◆ Work to be completed:
Every line below must be reproduced exactly. Copy them all.

◆ Items from a data source:

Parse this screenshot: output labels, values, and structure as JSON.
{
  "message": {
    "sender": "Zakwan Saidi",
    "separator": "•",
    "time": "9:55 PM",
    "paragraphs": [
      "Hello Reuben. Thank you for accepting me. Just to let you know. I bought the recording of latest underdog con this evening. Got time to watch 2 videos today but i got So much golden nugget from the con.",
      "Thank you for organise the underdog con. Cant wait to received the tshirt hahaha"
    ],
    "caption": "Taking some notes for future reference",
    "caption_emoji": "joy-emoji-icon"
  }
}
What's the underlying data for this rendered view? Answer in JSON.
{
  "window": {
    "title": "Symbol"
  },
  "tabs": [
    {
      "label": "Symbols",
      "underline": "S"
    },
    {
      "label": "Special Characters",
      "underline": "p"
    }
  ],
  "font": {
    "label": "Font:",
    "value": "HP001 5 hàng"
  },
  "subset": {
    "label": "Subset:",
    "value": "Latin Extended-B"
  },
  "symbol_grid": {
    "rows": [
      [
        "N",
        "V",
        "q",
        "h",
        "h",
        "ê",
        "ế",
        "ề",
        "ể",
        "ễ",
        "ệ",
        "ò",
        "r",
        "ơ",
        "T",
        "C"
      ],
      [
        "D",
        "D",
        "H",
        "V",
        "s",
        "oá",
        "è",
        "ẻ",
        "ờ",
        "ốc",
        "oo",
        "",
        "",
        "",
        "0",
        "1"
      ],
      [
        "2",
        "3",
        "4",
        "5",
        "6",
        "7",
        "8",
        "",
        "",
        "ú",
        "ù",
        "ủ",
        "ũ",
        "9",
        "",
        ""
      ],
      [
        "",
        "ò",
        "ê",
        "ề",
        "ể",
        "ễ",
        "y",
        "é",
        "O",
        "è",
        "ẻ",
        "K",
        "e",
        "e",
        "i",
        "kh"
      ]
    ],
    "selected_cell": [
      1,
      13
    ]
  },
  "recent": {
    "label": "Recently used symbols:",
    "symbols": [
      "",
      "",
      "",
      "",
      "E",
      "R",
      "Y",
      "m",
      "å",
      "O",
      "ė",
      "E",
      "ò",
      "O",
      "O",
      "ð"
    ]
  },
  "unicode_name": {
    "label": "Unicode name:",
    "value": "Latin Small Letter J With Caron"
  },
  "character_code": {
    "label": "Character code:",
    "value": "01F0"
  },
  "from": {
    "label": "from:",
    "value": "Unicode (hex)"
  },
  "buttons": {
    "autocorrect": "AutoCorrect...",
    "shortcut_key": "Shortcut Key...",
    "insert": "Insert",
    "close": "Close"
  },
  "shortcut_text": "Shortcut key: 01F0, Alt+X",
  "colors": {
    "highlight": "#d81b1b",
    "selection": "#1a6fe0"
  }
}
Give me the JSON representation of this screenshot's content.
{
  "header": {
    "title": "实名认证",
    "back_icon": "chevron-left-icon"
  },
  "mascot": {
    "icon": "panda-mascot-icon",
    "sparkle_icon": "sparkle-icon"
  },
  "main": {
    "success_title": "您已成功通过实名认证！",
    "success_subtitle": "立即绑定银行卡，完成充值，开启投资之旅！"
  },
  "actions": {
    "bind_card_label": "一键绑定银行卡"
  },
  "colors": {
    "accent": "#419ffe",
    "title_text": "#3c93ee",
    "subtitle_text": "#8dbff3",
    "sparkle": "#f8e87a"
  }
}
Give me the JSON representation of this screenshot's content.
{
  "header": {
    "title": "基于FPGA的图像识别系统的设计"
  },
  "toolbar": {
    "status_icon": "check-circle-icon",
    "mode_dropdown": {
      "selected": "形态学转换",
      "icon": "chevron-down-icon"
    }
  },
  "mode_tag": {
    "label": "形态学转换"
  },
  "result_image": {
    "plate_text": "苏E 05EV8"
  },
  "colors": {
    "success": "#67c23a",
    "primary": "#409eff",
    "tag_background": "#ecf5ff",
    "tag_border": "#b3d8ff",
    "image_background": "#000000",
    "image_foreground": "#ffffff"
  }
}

◆ Expected output:
Parse this screenshot: output labels, values, and structure as JSON.
{
  "message": {
    "sender": "Zakwan Saidi",
    "separator": "•",
    "time": "9:55 PM",
    "paragraphs": [
      "Hello Reuben. Thank you for accepting me. Just to let you know. I bought the recording of latest underdog con this evening. Got time to watch 2 videos today but i got So much golden nugget from the con.",
      "Thank you for organise the underdog con. Cant wait to received the tshirt hahaha"
    ],
    "caption": "Taking some notes for future reference",
    "caption_emoji": "joy-emoji-icon"
  }
}
What's the underlying data for this rendered view? Answer in JSON.
{
  "window": {
    "title": "Symbol"
  },
  "tabs": [
    {
      "label": "Symbols",
      "underline": "S"
    },
    {
      "label": "Special Characters",
      "underline": "p"
    }
  ],
  "font": {
    "label": "Font:",
    "value": "HP001 5 hàng"
  },
  "subset": {
    "label": "Subset:",
    "value": "Latin Extended-B"
  },
  "symbol_grid": {
    "rows": [
      [
        "N",
        "V",
        "q",
        "h",
        "h",
        "ê",
        "ế",
        "ề",
        "ể",
        "ễ",
        "ệ",
        "ò",
        "r",
        "ơ",
        "T",
        "C"
      ],
      [
        "D",
        "D",
        "H",
        "V",
        "s",
        "oá",
        "è",
        "ẻ",
        "ờ",
        "ốc",
        "oo",
        "",
        "",
        "",
        "0",
        "1"
      ],
      [
        "2",
        "3",
        "4",
        "5",
        "6",
        "7",
        "8",
        "",
        "",
        "ú",
        "ù",
        "ủ",
        "ũ",
        "9",
        "",
        ""
      ],
      [
        "",
        "ò",
        "ê",
        "ề",
        "ể",
        "ễ",
        "y",
        "é",
        "O",
        "è",
        "ẻ",
        "K",
        "e",
        "e",
        "i",
        "kh"
      ]
    ],
    "selected_cell": [
      1,
      13
    ]
  },
  "recent": {
    "label": "Recently used symbols:",
    "symbols": [
      "",
      "",
      "",
      "",
      "E",
      "R",
      "Y",
      "m",
      "å",
      "O",
      "ė",
      "E",
      "ò",
      "O",
      "O",
      "ð"
    ]
  },
  "unicode_name": {
    "label": "Unicode name:",
    "value": "Latin Small Letter J With Caron"
  },
  "character_code": {
    "label": "Character code:",
    "value": "01F0"
  },
  "from": {
    "label": "from:",
    "value": "Unicode (hex)"
  },
  "buttons": {
    "autocorrect": "AutoCorrect...",
    "shortcut_key": "Shortcut Key...",
    "insert": "Insert",
    "close": "Close"
  },
  "shortcut_text": "Shortcut key: 01F0, Alt+X",
  "colors": {
    "highlight": "#d81b1b",
    "selection": "#1a6fe0"
  }
}
Give me the JSON representation of this screenshot's content.
{
  "header": {
    "title": "实名认证",
    "back_icon": "chevron-left-icon"
  },
  "mascot": {
    "icon": "panda-mascot-icon",
    "sparkle_icon": "sparkle-icon"
  },
  "main": {
    "success_title": "您已成功通过实名认证！",
    "success_subtitle": "立即绑定银行卡，完成充值，开启投资之旅！"
  },
  "actions": {
    "bind_card_label": "一键绑定银行卡"
  },
  "colors": {
    "accent": "#419ffe",
    "title_text": "#3c93ee",
    "subtitle_text": "#8dbff3",
    "sparkle": "#f8e87a"
  }
}
Give me the JSON representation of this screenshot's content.
{
  "header": {
    "title": "基于FPGA的图像识别系统的设计"
  },
  "toolbar": {
    "status_icon": "check-circle-icon",
    "mode_dropdown": {
      "selected": "形态学转换",
      "icon": "chevron-down-icon"
    }
  },
  "mode_tag": {
    "label": "形态学转换"
  },
  "result_image": {
    "plate_text": "苏E 05EV8"
  },
  "colors": {
    "success": "#67c23a",
    "primary": "#409eff",
    "tag_background": "#ecf5ff",
    "tag_border": "#b3d8ff",
    "image_background": "#000000",
    "image_foreground": "#ffffff"
  }
}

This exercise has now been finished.